[Component data from apps and pages]

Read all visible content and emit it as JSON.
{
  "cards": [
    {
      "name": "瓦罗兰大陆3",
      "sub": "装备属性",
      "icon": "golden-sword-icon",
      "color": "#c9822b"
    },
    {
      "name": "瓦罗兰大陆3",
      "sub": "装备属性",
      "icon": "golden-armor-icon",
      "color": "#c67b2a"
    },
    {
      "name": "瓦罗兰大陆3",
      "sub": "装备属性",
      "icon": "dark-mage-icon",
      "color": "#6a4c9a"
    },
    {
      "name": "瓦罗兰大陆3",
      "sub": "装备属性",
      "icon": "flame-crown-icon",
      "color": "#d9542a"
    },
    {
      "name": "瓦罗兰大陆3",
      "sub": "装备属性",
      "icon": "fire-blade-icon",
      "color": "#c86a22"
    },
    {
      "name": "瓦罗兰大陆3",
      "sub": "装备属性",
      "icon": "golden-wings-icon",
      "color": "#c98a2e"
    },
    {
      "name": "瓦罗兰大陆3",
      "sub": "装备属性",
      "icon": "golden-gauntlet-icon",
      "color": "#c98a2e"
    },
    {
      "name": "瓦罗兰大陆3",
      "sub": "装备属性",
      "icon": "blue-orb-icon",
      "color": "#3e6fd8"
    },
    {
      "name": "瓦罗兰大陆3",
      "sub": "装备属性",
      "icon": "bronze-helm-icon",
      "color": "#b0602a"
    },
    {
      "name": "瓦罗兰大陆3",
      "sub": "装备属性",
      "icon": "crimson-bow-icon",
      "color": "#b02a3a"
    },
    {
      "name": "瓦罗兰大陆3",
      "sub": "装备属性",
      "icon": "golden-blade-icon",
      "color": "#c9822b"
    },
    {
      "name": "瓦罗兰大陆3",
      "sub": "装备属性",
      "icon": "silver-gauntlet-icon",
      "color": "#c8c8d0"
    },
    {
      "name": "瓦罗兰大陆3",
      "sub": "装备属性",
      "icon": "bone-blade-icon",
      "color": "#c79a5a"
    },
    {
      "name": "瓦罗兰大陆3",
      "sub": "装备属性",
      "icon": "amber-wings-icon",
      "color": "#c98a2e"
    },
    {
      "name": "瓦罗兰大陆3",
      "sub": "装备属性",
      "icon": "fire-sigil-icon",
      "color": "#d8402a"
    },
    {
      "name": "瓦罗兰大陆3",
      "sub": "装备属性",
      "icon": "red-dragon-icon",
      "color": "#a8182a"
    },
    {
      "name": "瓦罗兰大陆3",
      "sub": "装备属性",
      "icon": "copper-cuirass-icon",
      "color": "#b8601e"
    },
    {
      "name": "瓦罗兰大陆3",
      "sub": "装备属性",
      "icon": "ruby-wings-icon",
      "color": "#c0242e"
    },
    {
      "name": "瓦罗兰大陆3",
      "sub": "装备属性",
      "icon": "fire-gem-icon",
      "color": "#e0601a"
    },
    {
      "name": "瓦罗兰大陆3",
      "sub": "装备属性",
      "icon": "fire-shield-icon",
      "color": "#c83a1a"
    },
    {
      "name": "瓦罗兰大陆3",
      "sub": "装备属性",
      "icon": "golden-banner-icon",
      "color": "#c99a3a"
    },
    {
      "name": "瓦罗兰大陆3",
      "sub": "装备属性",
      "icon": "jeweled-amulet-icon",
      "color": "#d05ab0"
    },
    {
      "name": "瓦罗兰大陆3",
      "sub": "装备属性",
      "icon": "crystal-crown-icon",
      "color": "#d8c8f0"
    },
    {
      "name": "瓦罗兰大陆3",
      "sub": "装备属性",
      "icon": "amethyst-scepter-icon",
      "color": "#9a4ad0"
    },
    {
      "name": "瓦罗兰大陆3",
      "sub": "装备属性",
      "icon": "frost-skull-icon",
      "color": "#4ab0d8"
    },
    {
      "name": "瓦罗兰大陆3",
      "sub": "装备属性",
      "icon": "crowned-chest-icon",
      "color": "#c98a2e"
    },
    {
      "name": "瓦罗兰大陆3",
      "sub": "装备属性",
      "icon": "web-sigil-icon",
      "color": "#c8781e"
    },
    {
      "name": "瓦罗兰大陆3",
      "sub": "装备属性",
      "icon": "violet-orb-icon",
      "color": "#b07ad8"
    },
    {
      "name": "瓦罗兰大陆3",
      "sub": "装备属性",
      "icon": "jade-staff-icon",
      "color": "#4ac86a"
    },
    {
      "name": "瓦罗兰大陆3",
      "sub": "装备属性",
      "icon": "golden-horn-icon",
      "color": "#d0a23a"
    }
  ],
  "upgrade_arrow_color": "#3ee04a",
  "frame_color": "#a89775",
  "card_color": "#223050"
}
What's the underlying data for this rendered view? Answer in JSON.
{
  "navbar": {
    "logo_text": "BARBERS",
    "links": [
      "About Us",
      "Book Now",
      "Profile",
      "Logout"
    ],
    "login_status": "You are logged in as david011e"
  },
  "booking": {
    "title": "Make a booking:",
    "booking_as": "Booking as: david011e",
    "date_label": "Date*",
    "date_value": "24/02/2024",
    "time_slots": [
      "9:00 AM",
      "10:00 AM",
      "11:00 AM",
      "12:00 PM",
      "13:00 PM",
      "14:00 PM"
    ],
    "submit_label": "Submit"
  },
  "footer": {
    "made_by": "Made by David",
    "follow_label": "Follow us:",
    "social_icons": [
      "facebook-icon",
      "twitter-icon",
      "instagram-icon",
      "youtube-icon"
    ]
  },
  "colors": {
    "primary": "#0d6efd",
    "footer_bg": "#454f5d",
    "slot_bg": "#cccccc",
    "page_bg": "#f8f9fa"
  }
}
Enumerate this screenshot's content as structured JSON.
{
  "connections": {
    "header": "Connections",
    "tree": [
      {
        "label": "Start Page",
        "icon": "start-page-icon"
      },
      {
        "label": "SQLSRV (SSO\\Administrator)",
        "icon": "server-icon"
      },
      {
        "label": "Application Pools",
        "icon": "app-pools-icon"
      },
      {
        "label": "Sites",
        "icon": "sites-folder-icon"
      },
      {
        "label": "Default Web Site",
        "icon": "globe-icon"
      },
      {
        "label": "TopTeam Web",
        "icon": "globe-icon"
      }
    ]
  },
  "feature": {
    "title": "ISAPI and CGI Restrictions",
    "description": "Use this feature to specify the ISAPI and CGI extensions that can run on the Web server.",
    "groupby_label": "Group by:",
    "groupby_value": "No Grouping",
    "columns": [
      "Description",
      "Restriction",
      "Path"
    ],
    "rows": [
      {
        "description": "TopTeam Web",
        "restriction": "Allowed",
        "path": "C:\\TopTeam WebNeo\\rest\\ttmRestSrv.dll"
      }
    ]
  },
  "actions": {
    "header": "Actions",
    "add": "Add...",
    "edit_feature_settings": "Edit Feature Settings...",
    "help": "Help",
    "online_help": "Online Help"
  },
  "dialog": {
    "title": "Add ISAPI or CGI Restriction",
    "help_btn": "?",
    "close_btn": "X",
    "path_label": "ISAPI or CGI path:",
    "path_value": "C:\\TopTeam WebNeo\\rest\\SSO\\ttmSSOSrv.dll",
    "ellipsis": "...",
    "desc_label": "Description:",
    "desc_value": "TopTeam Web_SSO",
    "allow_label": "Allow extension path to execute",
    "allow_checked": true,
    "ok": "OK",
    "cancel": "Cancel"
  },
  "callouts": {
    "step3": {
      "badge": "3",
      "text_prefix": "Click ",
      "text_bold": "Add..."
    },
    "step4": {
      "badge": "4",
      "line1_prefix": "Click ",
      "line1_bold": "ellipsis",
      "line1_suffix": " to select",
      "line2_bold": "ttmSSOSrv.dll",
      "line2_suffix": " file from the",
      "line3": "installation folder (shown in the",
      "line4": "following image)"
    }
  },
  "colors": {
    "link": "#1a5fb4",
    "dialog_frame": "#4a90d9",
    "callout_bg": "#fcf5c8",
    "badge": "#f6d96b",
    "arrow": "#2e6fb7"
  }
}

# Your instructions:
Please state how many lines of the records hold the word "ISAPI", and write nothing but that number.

# Exercise response:
4